Required work: In the entries that follow, how many lines include the string "this"? The answer is the number only.

Web page and app entries
════════════════
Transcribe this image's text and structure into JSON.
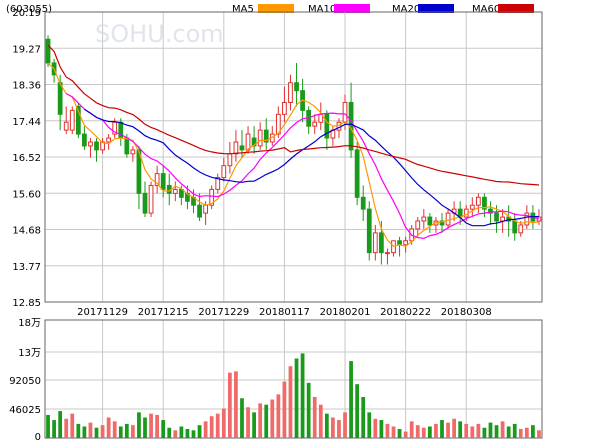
{
  "header": {
    "code": "(603055)",
    "legend": [
      {
        "label": "MA5",
        "color": "#ff9900"
      },
      {
        "label": "MA10",
        "color": "#ff00ff"
      },
      {
        "label": "MA20",
        "color": "#0000cc"
      },
      {
        "label": "MA60",
        "color": "#cc0000"
      }
    ]
  },
  "watermark": "SOHU.com",
  "colors": {
    "up": "#e03030",
    "down": "#1a9a1a",
    "grid": "#c8c8c8",
    "frame": "#666666",
    "text": "#000000"
  },
  "chart_data": {
    "type": "candlestick",
    "price_axis": {
      "ticks": [
        "20.19",
        "19.27",
        "18.36",
        "17.44",
        "16.52",
        "15.60",
        "14.68",
        "13.77",
        "12.85"
      ],
      "range": [
        12.85,
        20.19
      ]
    },
    "date_ticks": [
      "20171129",
      "20171215",
      "20171229",
      "20180117",
      "20180201",
      "20180222",
      "20180308"
    ],
    "date_tick_index": [
      9,
      19,
      29,
      39,
      49,
      59,
      69
    ],
    "volume_axis": {
      "ticks": [
        "18万",
        "13万",
        "92050",
        "46025",
        "0"
      ],
      "range": [
        0,
        184100
      ]
    },
    "candles": [
      [
        19.5,
        19.6,
        18.9,
        18.8
      ],
      [
        18.9,
        19.0,
        18.6,
        18.4
      ],
      [
        18.4,
        18.6,
        17.6,
        17.2
      ],
      [
        17.2,
        17.8,
        17.4,
        17.1
      ],
      [
        17.2,
        17.8,
        17.7,
        17.1
      ],
      [
        17.8,
        17.9,
        17.1,
        17.0
      ],
      [
        17.1,
        17.3,
        16.8,
        16.7
      ],
      [
        16.8,
        17.0,
        16.9,
        16.5
      ],
      [
        16.9,
        17.0,
        16.7,
        16.4
      ],
      [
        16.7,
        17.0,
        16.9,
        16.6
      ],
      [
        16.9,
        17.1,
        17.0,
        16.7
      ],
      [
        17.1,
        17.5,
        17.4,
        17.0
      ],
      [
        17.4,
        17.5,
        17.0,
        16.8
      ],
      [
        17.0,
        17.1,
        16.6,
        16.5
      ],
      [
        16.6,
        16.8,
        16.7,
        16.4
      ],
      [
        16.7,
        16.8,
        15.6,
        15.2
      ],
      [
        15.6,
        15.9,
        15.1,
        15.0
      ],
      [
        15.1,
        15.9,
        15.8,
        15.0
      ],
      [
        15.8,
        16.3,
        16.1,
        15.6
      ],
      [
        16.1,
        16.3,
        15.7,
        15.5
      ],
      [
        15.8,
        16.1,
        15.6,
        15.3
      ],
      [
        15.6,
        15.9,
        15.7,
        15.4
      ],
      [
        15.7,
        15.8,
        15.5,
        15.3
      ],
      [
        15.6,
        15.8,
        15.4,
        15.2
      ],
      [
        15.5,
        15.7,
        15.3,
        15.1
      ],
      [
        15.3,
        15.6,
        15.0,
        14.9
      ],
      [
        15.1,
        15.4,
        15.3,
        14.8
      ],
      [
        15.3,
        15.8,
        15.7,
        15.2
      ],
      [
        15.7,
        16.1,
        16.0,
        15.6
      ],
      [
        16.0,
        16.5,
        16.3,
        15.9
      ],
      [
        16.3,
        16.9,
        16.6,
        16.1
      ],
      [
        16.6,
        17.2,
        16.9,
        16.4
      ],
      [
        16.8,
        17.2,
        16.7,
        16.5
      ],
      [
        16.7,
        17.3,
        17.1,
        16.6
      ],
      [
        17.0,
        17.3,
        16.8,
        16.6
      ],
      [
        16.8,
        17.4,
        17.2,
        16.7
      ],
      [
        17.2,
        17.5,
        16.9,
        16.7
      ],
      [
        16.9,
        17.3,
        17.1,
        16.8
      ],
      [
        17.1,
        17.8,
        17.6,
        17.0
      ],
      [
        17.6,
        18.3,
        17.9,
        17.4
      ],
      [
        17.9,
        18.6,
        18.4,
        17.7
      ],
      [
        18.4,
        18.9,
        18.2,
        17.8
      ],
      [
        18.2,
        18.5,
        17.7,
        17.4
      ],
      [
        17.7,
        17.8,
        17.3,
        17.1
      ],
      [
        17.3,
        17.6,
        17.4,
        17.1
      ],
      [
        17.4,
        17.9,
        17.6,
        17.2
      ],
      [
        17.6,
        17.7,
        17.0,
        16.7
      ],
      [
        17.0,
        17.3,
        17.2,
        16.8
      ],
      [
        17.2,
        17.5,
        17.4,
        17.0
      ],
      [
        17.4,
        18.1,
        17.9,
        17.2
      ],
      [
        17.9,
        18.4,
        16.7,
        16.5
      ],
      [
        16.7,
        16.9,
        15.5,
        15.3
      ],
      [
        15.5,
        15.8,
        15.2,
        14.9
      ],
      [
        15.2,
        15.4,
        14.1,
        13.9
      ],
      [
        14.1,
        14.8,
        14.6,
        13.9
      ],
      [
        14.6,
        14.9,
        14.1,
        13.8
      ],
      [
        14.1,
        14.2,
        14.1,
        13.8
      ],
      [
        14.1,
        14.4,
        14.4,
        14.0
      ],
      [
        14.4,
        14.5,
        14.3,
        14.0
      ],
      [
        14.3,
        14.5,
        14.4,
        14.1
      ],
      [
        14.4,
        14.8,
        14.7,
        14.3
      ],
      [
        14.7,
        15.0,
        14.9,
        14.5
      ],
      [
        14.9,
        15.2,
        15.0,
        14.7
      ],
      [
        15.0,
        15.1,
        14.8,
        14.6
      ],
      [
        14.8,
        15.0,
        14.9,
        14.6
      ],
      [
        14.9,
        15.1,
        14.8,
        14.6
      ],
      [
        14.8,
        15.2,
        15.1,
        14.7
      ],
      [
        15.1,
        15.4,
        15.2,
        14.9
      ],
      [
        15.2,
        15.4,
        15.0,
        14.8
      ],
      [
        15.0,
        15.3,
        15.2,
        14.9
      ],
      [
        15.2,
        15.5,
        15.3,
        15.0
      ],
      [
        15.3,
        15.6,
        15.5,
        15.1
      ],
      [
        15.5,
        15.6,
        15.2,
        15.0
      ],
      [
        15.2,
        15.4,
        15.1,
        14.8
      ],
      [
        15.1,
        15.3,
        14.9,
        14.6
      ],
      [
        14.9,
        15.2,
        15.0,
        14.6
      ],
      [
        15.0,
        15.3,
        14.9,
        14.5
      ],
      [
        14.9,
        15.1,
        14.6,
        14.4
      ],
      [
        14.6,
        14.9,
        14.8,
        14.5
      ],
      [
        14.8,
        15.3,
        15.1,
        14.7
      ],
      [
        15.1,
        15.3,
        14.9,
        14.7
      ],
      [
        14.9,
        15.2,
        15.0,
        14.8
      ]
    ],
    "volume": [
      36000,
      28000,
      42000,
      30000,
      38000,
      22000,
      18000,
      24000,
      16000,
      20000,
      32000,
      26000,
      18000,
      22000,
      20000,
      40000,
      32000,
      38000,
      36000,
      28000,
      16000,
      12000,
      18000,
      14000,
      12000,
      20000,
      26000,
      34000,
      38000,
      46000,
      102000,
      104000,
      62000,
      48000,
      40000,
      54000,
      52000,
      60000,
      68000,
      88000,
      112000,
      124000,
      132000,
      86000,
      64000,
      52000,
      38000,
      32000,
      28000,
      40000,
      120000,
      84000,
      64000,
      40000,
      30000,
      28000,
      22000,
      18000,
      14000,
      10000,
      26000,
      20000,
      16000,
      18000,
      22000,
      28000,
      24000,
      30000,
      26000,
      22000,
      18000,
      22000,
      16000,
      24000,
      20000,
      26000,
      18000,
      22000,
      14000,
      16000,
      20000,
      12000
    ],
    "ma": {
      "MA5": [],
      "MA10": [],
      "MA20": [],
      "MA60": []
    }
  }
}
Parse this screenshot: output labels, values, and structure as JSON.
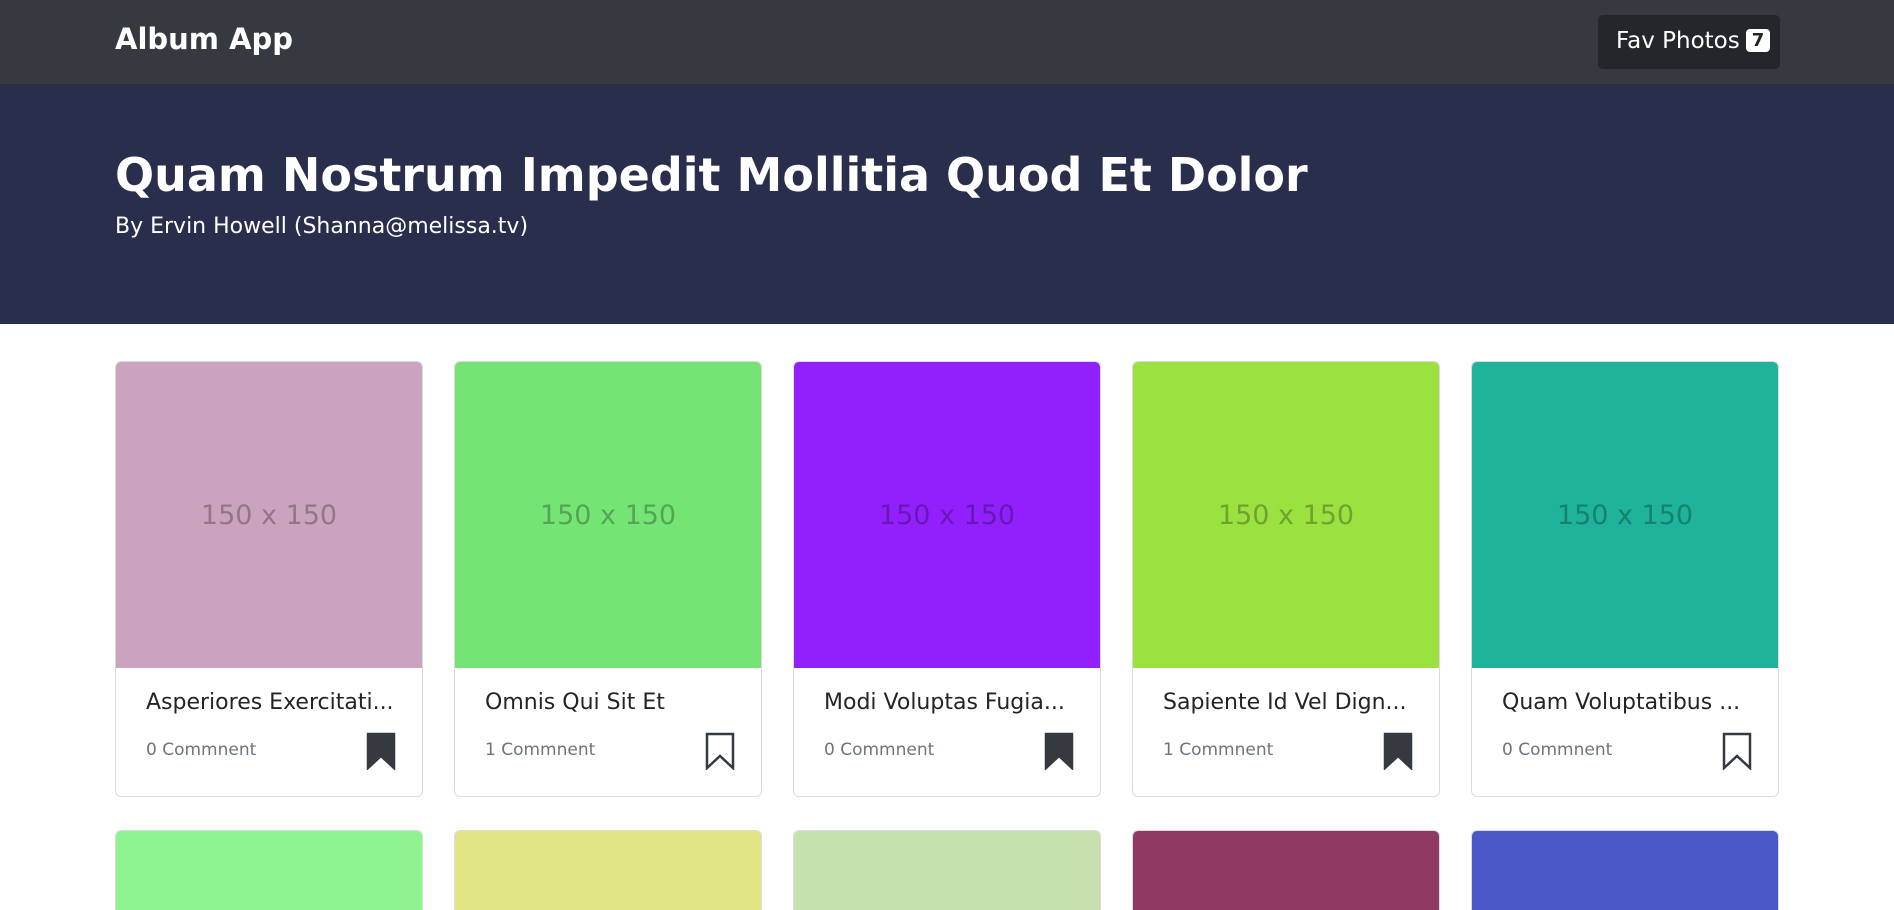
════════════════
Written answer: 2